Certain VR games offer players a magically new way of thinking and are more concerned with concept that completion. A Fisherman’s Tale is a new indie VR title with a magnificent recursive concept at its core, offering a mind-expanding but lyrically quaint and approachable interactive fable that seems mechanically daunting at first, but never fully delivers on its promise. It’s well worth checking out, especially at a discount, but feels lacking in content and diversity of activity.
You start the game by waking up and brushing your teeth, observing the nice little virtual lighthouse cabin around you. As with most any VR game, the player’s hands are separated from their body, which amounts to little more than a bust like torso and an angular bearded face. Interestingly, this isn’t due to a pared-down sense of detail in the character design — you actually play a lighthouse keeper puppet in a model of a lighthouse cabin. Except, well, in the center of your room is another model, with its own puppet, while you yourself are in a model, with an exponentially larger puppet looming overhead, all of whom move simultaneously.
This reveal — and it’s sadly unfeasible to discuss the game without spoiling it, though there are a few more gasp-inducing instances beyond it as well — is enthusiastically strange and wonderful. Using it as basis, A Fisherman’s Tale sets about crafting some ingenious puzzles around object manipulation in and out of the model. There’s also plenty of time to simply play and goof around in there, like dropping an object into the space to make a massive version hit the floor right next to you, or throwing something up in the air and staring at the recursive mirror world cascade above you in response.
Unfortunately, the game has some very noticeable control problems, at least in its incarnation on PlayStation VR. There’s no proper mechanic for ducking down, a common VR issue, which the game corrects somewhat by letting players extend their graspable hands out then retract them with a single button, turning them into a kind of quickfire toy claw machine. While this is decent in theory, it’s highly spotty during play, and objects trigger plenty of wonky collisions as a result. The game then corrects this chaos by returning objects back to their previous location after a set amount of time has passed...which also isn’t something you’ll always want to happen. One of the very first tasks you’re given is to fill a stove with a log, which actually might take longer than some actual puzzles in the later game.
Speaking of that later game, the entirety of A Fisherman’s Tale can be completed up in two hours or less. For most non-VR titles, this would inspire pitchfork-waving, but it’s a reasonable length to be strapped into a sensory-depriving helmet. Still, of the game’s six chapters (two of which are extremely short, the Prologue and the Epilogue), there tend to be very few puzzles to sort through. Breeze through a few of them, and you’ll find that you’re unintentionally speedrunning this content, though there’s probably one or two that may take longer. Some solutions are so outlandishly simple, or have absolutely nothing to do with the brilliant recursion mechanics, that they feel like tacked-on busywork which fails to make use of the game’s reason for existing in the first place.

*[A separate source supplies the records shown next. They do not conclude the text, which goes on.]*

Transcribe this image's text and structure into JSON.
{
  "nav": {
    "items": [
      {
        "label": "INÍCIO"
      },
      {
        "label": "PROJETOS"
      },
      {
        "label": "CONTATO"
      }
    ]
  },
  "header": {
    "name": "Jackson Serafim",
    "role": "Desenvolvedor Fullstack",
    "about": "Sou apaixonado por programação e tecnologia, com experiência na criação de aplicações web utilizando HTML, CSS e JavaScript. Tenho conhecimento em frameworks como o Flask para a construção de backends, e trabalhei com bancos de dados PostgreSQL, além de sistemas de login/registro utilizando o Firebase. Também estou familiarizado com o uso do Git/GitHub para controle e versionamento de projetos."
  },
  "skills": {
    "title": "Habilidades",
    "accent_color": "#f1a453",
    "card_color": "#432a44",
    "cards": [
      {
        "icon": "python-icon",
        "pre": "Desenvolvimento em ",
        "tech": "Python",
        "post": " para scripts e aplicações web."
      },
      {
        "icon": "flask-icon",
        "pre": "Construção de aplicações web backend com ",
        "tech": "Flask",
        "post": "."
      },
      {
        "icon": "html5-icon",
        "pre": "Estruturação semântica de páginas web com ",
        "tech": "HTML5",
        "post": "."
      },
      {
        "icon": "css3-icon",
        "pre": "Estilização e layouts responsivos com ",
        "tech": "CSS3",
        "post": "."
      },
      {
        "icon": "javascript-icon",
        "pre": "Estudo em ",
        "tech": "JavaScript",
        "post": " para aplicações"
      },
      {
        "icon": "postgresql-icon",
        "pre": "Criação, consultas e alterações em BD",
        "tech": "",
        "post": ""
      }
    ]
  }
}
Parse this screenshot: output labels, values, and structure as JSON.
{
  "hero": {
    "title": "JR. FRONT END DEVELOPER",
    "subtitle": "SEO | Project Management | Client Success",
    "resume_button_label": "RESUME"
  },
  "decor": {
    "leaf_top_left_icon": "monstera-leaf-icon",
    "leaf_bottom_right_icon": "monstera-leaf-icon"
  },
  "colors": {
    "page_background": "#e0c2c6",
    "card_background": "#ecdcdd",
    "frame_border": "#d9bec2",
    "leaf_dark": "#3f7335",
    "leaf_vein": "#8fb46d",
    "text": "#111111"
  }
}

Beyond the activities available, there’s also a kind of ongoing narrative that churns along as you merrily teleport through each small level area. The voice actor speaking those lines is quite good, but he’s also responsible for almost every voiced character (or characterization) in the game, which lends it a clearly intentional storybook feel. If you don’t particularly like that performance — and it’s excessively precious and saccharine, on the level of the narrator in Amelie — you’ll tire of his constant musings. Here’s a quick tip: if you’d prefer to hear him less often, just go ahead and turn off hints in the options menu.
It remains a sincere performance, though, and the story is somewhat interesting, but fails to reach the complex wonder of the central mechanics in the game. Sadly, so does the game around it, and while the noteworthy puzzles are absolutely genius-level, the standards of the rest give the procession of events a weightless quality. There are a few characters to encounter, some terrific visual moments, and then the game’s completely done. In terms of value, it could provide a lot more, and never reaches the narrative heights of a storytelling-focused game like Déraciné or the satisfyingly physical puzzle clockworks in Transpose, two slightly more expensive games on PS VR that feel exponentially richer in content. For example, there’s a pearl-finding mini-game that’s never really explained at all, and has no bearing on the story or gameplay whatsoever, merely existing as a bauble to be thoughtlessly picked up by trophy hunters.
As a VR toy, it’s surprising what A Fisherman’s Tale allows players to do, and it’s entirely possible that the majority of a playthrough will consist of simply experimenting with its physics and rules. That certainly counts for something, but the fantastic concept deserves much more than the game ultimately provides. As a module for showing off your PlayStation VR’s wonders to family and friends, even non-gamers, it makes a fine choice, but players whose imaginations will be rightfully lured and sparked by its dollhouses-within-dollhouses routine will feel shorted by the time the credits roll.
A Fisherman’s Tale is out now for the Oculus Rift, HTC Vive, and PlayStation VR. A digital copy for PlayStation VR was provided to Screen Rant for purposes of review.